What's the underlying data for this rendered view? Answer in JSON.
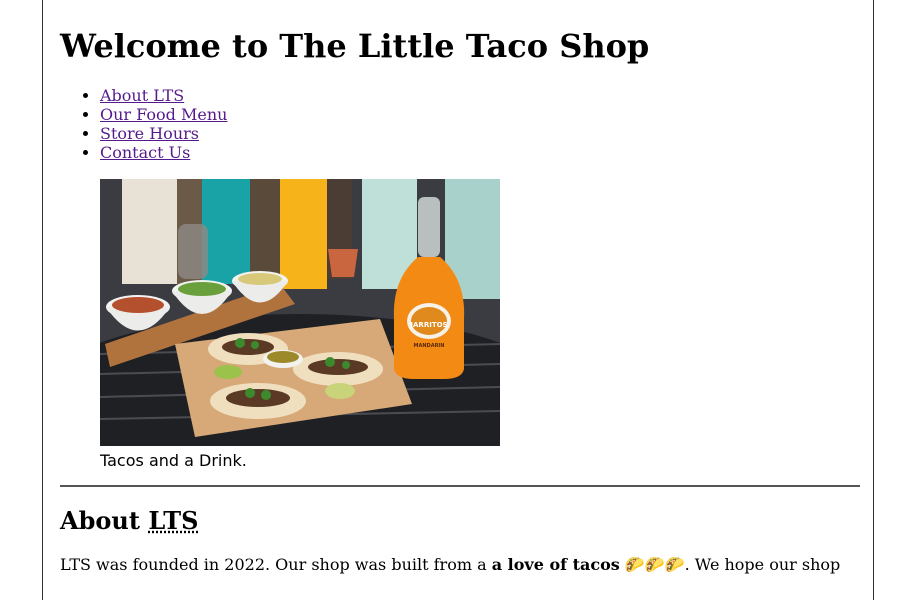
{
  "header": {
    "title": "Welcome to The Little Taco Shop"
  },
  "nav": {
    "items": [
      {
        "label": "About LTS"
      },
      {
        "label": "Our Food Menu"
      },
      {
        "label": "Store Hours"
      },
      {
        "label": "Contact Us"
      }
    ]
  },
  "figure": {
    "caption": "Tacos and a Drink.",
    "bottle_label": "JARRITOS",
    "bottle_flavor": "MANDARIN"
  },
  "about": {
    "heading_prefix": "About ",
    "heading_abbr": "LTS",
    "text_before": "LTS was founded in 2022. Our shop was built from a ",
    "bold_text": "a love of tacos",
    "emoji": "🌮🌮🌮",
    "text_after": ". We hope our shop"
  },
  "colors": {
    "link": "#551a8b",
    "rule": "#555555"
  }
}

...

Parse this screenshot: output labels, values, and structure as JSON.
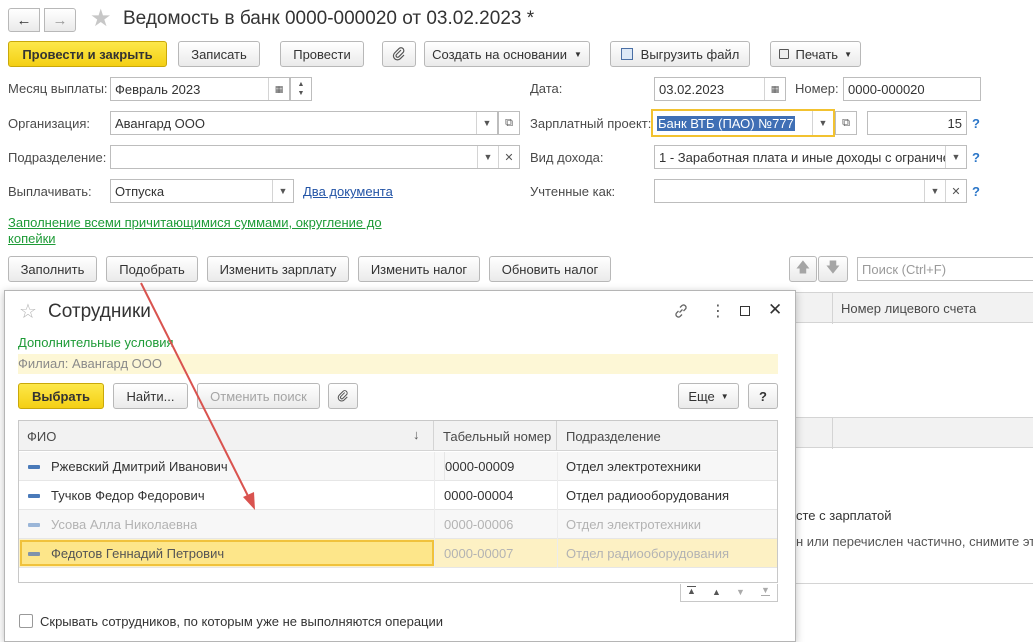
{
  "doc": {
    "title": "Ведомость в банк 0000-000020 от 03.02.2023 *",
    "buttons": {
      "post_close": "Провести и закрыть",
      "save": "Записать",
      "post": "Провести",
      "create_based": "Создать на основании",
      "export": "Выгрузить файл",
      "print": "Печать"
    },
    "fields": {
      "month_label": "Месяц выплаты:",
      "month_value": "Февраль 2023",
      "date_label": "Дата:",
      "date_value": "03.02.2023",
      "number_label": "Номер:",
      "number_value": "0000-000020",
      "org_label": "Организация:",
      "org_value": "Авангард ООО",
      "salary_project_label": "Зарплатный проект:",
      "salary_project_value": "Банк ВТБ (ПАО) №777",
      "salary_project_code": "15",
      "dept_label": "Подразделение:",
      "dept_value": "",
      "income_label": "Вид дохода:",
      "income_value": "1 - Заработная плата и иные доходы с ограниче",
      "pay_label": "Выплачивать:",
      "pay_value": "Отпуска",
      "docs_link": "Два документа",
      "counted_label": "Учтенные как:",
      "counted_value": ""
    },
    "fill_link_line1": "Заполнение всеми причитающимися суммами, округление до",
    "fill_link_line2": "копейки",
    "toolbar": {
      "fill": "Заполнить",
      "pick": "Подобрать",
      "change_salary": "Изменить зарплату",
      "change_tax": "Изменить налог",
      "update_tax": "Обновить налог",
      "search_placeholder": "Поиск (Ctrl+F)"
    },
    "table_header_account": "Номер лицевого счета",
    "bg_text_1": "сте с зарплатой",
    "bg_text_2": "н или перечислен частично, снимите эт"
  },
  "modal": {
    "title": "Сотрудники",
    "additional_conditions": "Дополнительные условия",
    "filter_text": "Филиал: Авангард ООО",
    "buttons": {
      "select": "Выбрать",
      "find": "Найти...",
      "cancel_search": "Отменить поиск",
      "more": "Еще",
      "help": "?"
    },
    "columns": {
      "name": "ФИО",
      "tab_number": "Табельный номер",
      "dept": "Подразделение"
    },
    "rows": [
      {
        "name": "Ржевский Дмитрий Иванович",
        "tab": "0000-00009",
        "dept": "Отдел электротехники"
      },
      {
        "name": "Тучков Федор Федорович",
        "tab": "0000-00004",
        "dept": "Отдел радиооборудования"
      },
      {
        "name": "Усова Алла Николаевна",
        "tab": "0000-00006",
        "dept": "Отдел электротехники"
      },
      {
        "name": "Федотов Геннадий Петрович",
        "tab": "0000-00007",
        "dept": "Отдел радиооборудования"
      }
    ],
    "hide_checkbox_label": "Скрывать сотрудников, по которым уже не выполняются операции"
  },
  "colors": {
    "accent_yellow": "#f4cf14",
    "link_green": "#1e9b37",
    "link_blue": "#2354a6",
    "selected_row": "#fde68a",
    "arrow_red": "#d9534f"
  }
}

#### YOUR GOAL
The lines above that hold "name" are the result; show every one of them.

#### ANSWER AREA
      "name": "ФИО",
        "name": "Ржевский Дмитрий Иванович",
        "name": "Тучков Федор Федорович",
        "name": "Усова Алла Николаевна",
        "name": "Федотов Геннадий Петрович",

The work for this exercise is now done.